(Extracted records)

-.-.-

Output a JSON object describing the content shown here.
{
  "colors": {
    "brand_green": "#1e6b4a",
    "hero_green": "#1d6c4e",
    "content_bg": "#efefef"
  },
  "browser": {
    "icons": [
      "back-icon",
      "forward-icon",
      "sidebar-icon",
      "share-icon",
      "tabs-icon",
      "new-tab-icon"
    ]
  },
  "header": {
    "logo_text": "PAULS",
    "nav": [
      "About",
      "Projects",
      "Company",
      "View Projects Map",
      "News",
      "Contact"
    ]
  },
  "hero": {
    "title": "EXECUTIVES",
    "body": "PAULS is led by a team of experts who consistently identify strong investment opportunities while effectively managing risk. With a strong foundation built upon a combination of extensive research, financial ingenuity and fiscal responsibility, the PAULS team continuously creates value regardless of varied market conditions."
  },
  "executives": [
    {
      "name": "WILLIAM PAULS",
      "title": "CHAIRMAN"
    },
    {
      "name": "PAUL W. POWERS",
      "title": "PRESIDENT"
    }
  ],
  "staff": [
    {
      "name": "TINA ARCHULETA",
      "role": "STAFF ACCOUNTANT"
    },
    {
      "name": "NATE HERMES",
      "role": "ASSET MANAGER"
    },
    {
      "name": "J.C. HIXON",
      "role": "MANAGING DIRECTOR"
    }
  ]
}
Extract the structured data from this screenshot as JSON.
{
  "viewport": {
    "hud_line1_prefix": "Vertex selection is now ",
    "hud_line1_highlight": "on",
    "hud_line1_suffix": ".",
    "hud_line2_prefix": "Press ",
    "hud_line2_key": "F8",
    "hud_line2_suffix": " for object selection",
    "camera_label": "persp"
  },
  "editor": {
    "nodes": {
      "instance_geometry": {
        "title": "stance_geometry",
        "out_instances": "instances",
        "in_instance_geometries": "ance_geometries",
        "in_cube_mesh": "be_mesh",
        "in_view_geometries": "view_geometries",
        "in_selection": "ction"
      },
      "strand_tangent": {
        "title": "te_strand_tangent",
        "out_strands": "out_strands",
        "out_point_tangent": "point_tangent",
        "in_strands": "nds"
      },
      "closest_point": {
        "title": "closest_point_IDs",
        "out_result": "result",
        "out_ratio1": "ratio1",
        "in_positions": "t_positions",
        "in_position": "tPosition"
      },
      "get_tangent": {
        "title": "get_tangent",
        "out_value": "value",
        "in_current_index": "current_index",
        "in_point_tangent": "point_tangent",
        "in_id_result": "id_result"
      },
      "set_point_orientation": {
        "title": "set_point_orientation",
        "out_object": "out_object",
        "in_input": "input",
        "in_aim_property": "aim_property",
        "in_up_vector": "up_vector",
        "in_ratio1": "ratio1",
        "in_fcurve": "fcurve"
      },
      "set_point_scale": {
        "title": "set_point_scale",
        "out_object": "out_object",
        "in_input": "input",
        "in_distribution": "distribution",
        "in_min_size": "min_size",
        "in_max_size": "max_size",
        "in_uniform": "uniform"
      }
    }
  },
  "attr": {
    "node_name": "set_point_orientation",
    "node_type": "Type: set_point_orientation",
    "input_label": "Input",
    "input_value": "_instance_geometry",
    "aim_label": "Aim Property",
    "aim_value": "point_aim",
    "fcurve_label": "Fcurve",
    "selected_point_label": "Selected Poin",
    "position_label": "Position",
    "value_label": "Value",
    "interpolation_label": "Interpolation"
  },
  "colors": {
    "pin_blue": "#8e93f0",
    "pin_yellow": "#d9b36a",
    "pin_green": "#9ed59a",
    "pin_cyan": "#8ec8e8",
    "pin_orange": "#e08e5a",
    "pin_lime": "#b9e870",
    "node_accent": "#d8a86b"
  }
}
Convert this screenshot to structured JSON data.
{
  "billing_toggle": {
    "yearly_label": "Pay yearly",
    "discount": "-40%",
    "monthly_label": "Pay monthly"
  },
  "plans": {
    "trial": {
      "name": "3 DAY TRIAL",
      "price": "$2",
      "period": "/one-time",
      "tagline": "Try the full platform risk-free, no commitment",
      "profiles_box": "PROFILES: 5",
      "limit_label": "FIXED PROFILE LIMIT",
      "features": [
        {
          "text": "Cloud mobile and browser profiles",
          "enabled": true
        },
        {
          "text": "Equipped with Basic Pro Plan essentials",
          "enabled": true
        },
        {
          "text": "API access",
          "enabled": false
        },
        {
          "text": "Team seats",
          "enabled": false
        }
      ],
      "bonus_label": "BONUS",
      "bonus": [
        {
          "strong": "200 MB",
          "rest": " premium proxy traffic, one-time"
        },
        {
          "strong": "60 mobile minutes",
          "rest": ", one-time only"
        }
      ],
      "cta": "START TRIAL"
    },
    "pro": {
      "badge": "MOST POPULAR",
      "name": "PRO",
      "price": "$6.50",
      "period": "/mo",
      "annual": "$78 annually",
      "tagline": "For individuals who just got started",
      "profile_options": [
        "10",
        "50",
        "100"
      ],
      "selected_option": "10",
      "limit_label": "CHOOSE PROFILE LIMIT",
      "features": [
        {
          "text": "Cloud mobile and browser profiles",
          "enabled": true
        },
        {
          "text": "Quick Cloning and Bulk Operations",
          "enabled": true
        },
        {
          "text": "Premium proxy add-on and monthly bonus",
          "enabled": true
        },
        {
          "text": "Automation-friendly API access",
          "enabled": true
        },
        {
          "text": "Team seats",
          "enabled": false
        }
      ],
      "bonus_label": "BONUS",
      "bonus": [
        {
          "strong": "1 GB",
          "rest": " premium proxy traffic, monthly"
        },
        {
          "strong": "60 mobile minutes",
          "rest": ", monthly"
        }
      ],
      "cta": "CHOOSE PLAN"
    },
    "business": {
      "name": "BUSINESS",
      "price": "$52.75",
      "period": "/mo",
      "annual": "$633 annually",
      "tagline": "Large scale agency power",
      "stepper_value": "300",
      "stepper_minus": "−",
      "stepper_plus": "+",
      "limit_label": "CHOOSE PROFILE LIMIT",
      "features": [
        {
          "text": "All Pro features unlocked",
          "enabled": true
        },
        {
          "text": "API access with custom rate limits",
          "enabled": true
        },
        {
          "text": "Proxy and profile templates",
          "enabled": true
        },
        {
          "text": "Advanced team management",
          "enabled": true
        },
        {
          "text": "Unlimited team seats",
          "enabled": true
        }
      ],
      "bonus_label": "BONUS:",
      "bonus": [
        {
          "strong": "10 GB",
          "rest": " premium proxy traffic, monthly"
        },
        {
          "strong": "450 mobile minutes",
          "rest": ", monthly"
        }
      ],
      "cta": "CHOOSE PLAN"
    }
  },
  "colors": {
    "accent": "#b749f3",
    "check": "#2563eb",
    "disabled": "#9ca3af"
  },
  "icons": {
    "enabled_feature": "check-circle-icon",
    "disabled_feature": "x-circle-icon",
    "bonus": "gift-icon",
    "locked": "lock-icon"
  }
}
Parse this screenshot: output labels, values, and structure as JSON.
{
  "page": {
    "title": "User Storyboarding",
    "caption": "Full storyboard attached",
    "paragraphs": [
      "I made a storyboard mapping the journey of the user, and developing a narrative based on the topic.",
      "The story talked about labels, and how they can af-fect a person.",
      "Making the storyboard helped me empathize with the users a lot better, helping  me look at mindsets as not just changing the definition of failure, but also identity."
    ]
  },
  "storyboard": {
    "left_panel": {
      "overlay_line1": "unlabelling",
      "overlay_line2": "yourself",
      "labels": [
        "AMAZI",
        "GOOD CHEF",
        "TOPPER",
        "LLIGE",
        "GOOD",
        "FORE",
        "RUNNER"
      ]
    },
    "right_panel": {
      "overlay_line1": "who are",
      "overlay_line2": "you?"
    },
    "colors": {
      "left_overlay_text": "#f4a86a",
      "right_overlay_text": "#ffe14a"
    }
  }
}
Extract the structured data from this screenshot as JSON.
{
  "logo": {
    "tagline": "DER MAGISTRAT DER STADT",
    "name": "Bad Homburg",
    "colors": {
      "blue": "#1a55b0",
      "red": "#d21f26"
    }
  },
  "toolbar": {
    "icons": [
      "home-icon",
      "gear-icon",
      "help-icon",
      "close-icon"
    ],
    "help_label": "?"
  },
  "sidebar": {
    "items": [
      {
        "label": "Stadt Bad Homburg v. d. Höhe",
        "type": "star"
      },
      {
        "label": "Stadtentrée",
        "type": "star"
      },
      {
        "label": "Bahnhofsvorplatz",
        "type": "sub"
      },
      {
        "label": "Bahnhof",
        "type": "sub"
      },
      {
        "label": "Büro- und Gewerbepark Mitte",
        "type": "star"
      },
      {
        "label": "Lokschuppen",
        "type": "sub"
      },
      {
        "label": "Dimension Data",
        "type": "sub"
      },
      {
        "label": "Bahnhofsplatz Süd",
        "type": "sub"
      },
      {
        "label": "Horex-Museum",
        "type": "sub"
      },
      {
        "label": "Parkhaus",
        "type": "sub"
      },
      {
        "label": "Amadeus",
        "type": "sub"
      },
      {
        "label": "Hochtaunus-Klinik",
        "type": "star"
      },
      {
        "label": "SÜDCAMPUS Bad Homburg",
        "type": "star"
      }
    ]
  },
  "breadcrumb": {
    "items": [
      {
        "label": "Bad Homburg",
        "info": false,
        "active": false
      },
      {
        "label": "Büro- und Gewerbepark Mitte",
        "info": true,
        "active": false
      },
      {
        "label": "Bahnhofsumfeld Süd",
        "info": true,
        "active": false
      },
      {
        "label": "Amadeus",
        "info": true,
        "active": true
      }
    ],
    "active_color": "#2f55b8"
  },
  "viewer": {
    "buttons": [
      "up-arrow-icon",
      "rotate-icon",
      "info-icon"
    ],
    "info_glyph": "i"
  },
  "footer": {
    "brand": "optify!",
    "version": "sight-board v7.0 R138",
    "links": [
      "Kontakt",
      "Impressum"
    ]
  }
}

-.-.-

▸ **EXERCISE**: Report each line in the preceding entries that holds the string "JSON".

▸ **RESPONSE**:
Output a JSON object describing the content shown here.
Extract the structured data from this screenshot as JSON.
Convert this screenshot to structured JSON data.
Parse this screenshot: output labels, values, and structure as JSON.
Extract the structured data from this screenshot as JSON.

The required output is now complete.